Exercise objective:
When you repeat the entries below, please keep them exact and leave out the pictures.

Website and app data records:
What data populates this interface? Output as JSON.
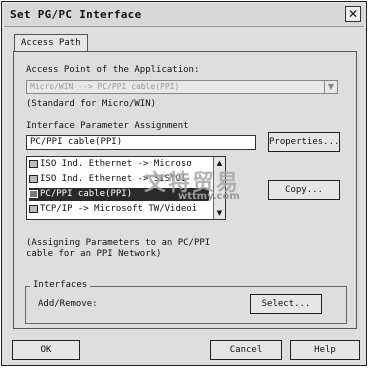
{
  "window": {
    "title": "Set PG/PC Interface"
  },
  "tabs": [
    {
      "label": "Access Path"
    }
  ],
  "access_point": {
    "label": "Access Point of the Application:",
    "value": "Micro/WIN      --> PC/PPI cable(PPI)",
    "note": "(Standard for Micro/WIN)"
  },
  "interface_param": {
    "label": "Interface Parameter Assignment",
    "value": "PC/PPI cable(PPI)",
    "properties_button": "Properties...",
    "copy_button": "Copy..."
  },
  "interface_list": [
    {
      "label": "ISO Ind. Ethernet -> Microso",
      "selected": false
    },
    {
      "label": "ISO Ind. Ethernet -> SISTOI",
      "selected": false
    },
    {
      "label": "PC/PPI cable(PPI)",
      "selected": true
    },
    {
      "label": "TCP/IP -> Microsoft TW/Videoi",
      "selected": false
    }
  ],
  "description": "(Assigning Parameters to an PC/PPI cable for an PPI Network)",
  "interfaces_group": {
    "title": "Interfaces",
    "add_remove_label": "Add/Remove:",
    "select_button": "Select..."
  },
  "footer": {
    "ok": "OK",
    "cancel": "Cancel",
    "help": "Help"
  },
  "watermark": {
    "text": "文特贸易",
    "url": "wttmy.com"
  }
}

Solution to this exercise:
What data populates this interface? Output as JSON.
{
  "window": {
    "title": "Set PG/PC Interface"
  },
  "tabs": [
    {
      "label": "Access Path"
    }
  ],
  "access_point": {
    "label": "Access Point of the Application:",
    "value": "Micro/WIN      --> PC/PPI cable(PPI)",
    "note": "(Standard for Micro/WIN)"
  },
  "interface_param": {
    "label": "Interface Parameter Assignment",
    "value": "PC/PPI cable(PPI)",
    "properties_button": "Properties...",
    "copy_button": "Copy..."
  },
  "interface_list": [
    {
      "label": "ISO Ind. Ethernet -> Microso",
      "selected": false
    },
    {
      "label": "ISO Ind. Ethernet -> SISTOI",
      "selected": false
    },
    {
      "label": "PC/PPI cable(PPI)",
      "selected": true
    },
    {
      "label": "TCP/IP -> Microsoft TW/Videoi",
      "selected": false
    }
  ],
  "description": "(Assigning Parameters to an PC/PPI cable for an PPI Network)",
  "interfaces_group": {
    "title": "Interfaces",
    "add_remove_label": "Add/Remove:",
    "select_button": "Select..."
  },
  "footer": {
    "ok": "OK",
    "cancel": "Cancel",
    "help": "Help"
  },
  "watermark": {
    "text": "文特贸易",
    "url": "wttmy.com"
  }
}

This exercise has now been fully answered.